Finally, John Corlett, president of the Center for Community Solutions, said simply, “The Republicans should at least talk about it,” they should list poverty as a problem.
This past weekend, members belonging to North Shore Federation of Labor unions, went door to door “targeting white working class neighborhoods,” Executive Secretary Applegate reported. “We spoke to people about voting for Ted Strickland for Senate.”
Strickland, a former Ohio governor, is challenging Republican incumbent, Senator Rob Portman.
The canvassers distributed a leaflet saying, “Tell Rob Portman to oppose bad trade deals like the Trans Pacific Partnership.”
“We also began a campaign to explain how bad a Trump presidency would be for workers,” Applegate said.
“We tell workers Trump talks tough on trade and protecting jobs, but he produces many of his products overseas,” Applegate said. “He’s against having a minimum wage and tries to prevent his own employees from joining unions.”
“Trump: an outsourcing, union-busting hypocrite,” a federation leaflet says.
“We started canvassing and phone-banking this weekend,” Applegate said, “but we are going to stress a campaign of union leaders meeting with members face-to-face at work sites.
“We know that person-to-person contact, people talking to people they know and trust, is the most powerful communication method there is. It trumps any number of TV ads.”
Cleveland area union leaders are also planning to mail letters to their members saying that the Republican Party holding their national convention in Cleveland “will bring a lot of attention to Ohio, not just as host of the event, but also because of the pivotal role our state will play in the coming election…
“Simply put, a Donald Trump presidency would make life harder for working people.
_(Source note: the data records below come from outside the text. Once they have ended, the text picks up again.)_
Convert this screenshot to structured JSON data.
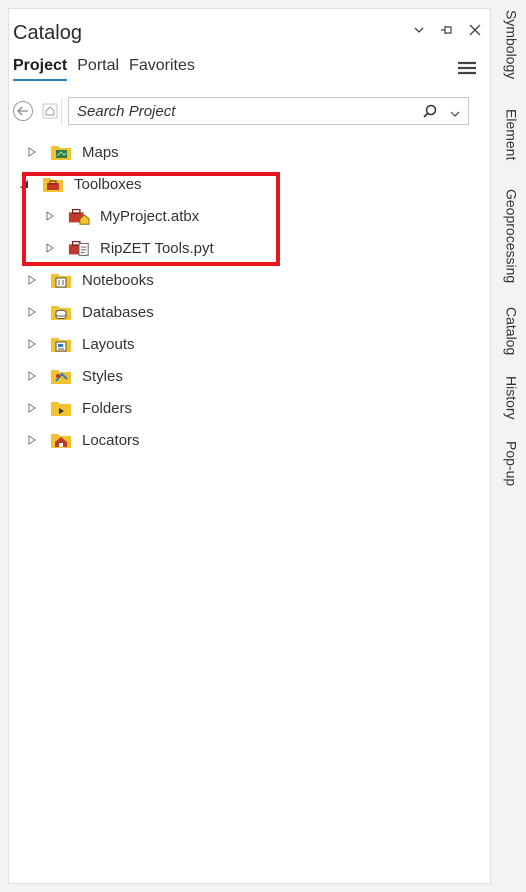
{
  "pane": {
    "title": "Catalog",
    "controls": [
      "chevron-down-icon",
      "pin-icon",
      "close-icon"
    ]
  },
  "tabs": [
    {
      "label": "Project",
      "active": true
    },
    {
      "label": "Portal",
      "active": false
    },
    {
      "label": "Favorites",
      "active": false
    }
  ],
  "search": {
    "placeholder": "Search Project",
    "value": ""
  },
  "tree": [
    {
      "label": "Maps",
      "icon": "maps-folder-icon",
      "expanded": false
    },
    {
      "label": "Toolboxes",
      "icon": "toolboxes-folder-icon",
      "expanded": true,
      "children": [
        {
          "label": "MyProject.atbx",
          "icon": "toolbox-icon"
        },
        {
          "label": "RipZET Tools.pyt",
          "icon": "python-toolbox-icon"
        }
      ]
    },
    {
      "label": "Notebooks",
      "icon": "notebooks-folder-icon",
      "expanded": false
    },
    {
      "label": "Databases",
      "icon": "databases-folder-icon",
      "expanded": false
    },
    {
      "label": "Layouts",
      "icon": "layouts-folder-icon",
      "expanded": false
    },
    {
      "label": "Styles",
      "icon": "styles-folder-icon",
      "expanded": false
    },
    {
      "label": "Folders",
      "icon": "folders-folder-icon",
      "expanded": false
    },
    {
      "label": "Locators",
      "icon": "locators-folder-icon",
      "expanded": false
    }
  ],
  "side_tabs": [
    "Symbology",
    "Element",
    "Geoprocessing",
    "Catalog",
    "History",
    "Pop-up"
  ],
  "colors": {
    "accent": "#2f7dc1",
    "folder": "#f2c230",
    "highlight": "#e8141e",
    "toolbox": "#c0392b"
  }
}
Mr. Trump believes that wages are too high for American workers. This fact alone shows how detached he is from reality…”
Applegate said that “our first job is to show all working people, not just union members, just how bad Trump is.”
The fact that the Republican convention is being held here gives labor leaders a unique opportunity to shine a spotlight on Trump, Applegate said.
“But in future weeks,” she said, “we will stress our positive campaign for Hillary Clinton. We will point out that as a senator, she opposed job-robbing trade deals. And she has a life long record of supporting labor.”
However, Applegate said, probably the most important job of all facing Ohio organized labor is to wrench the state out of the hands of Republicans.
“They hold every statewide office,” Applegate said. “And they have a super majority in both houses of the state legislature.”
For Ohio workers to make gains, Applegate said, Hillary Clinton must win the White House; but putting the state in the hands of pro-worker representatives is just as important.
Photo: Protestors yell during a rally against Republican presidential candidate Donald Trump on Monday, July 18, 2016, in Cleveland. | Patrick Semansky/AP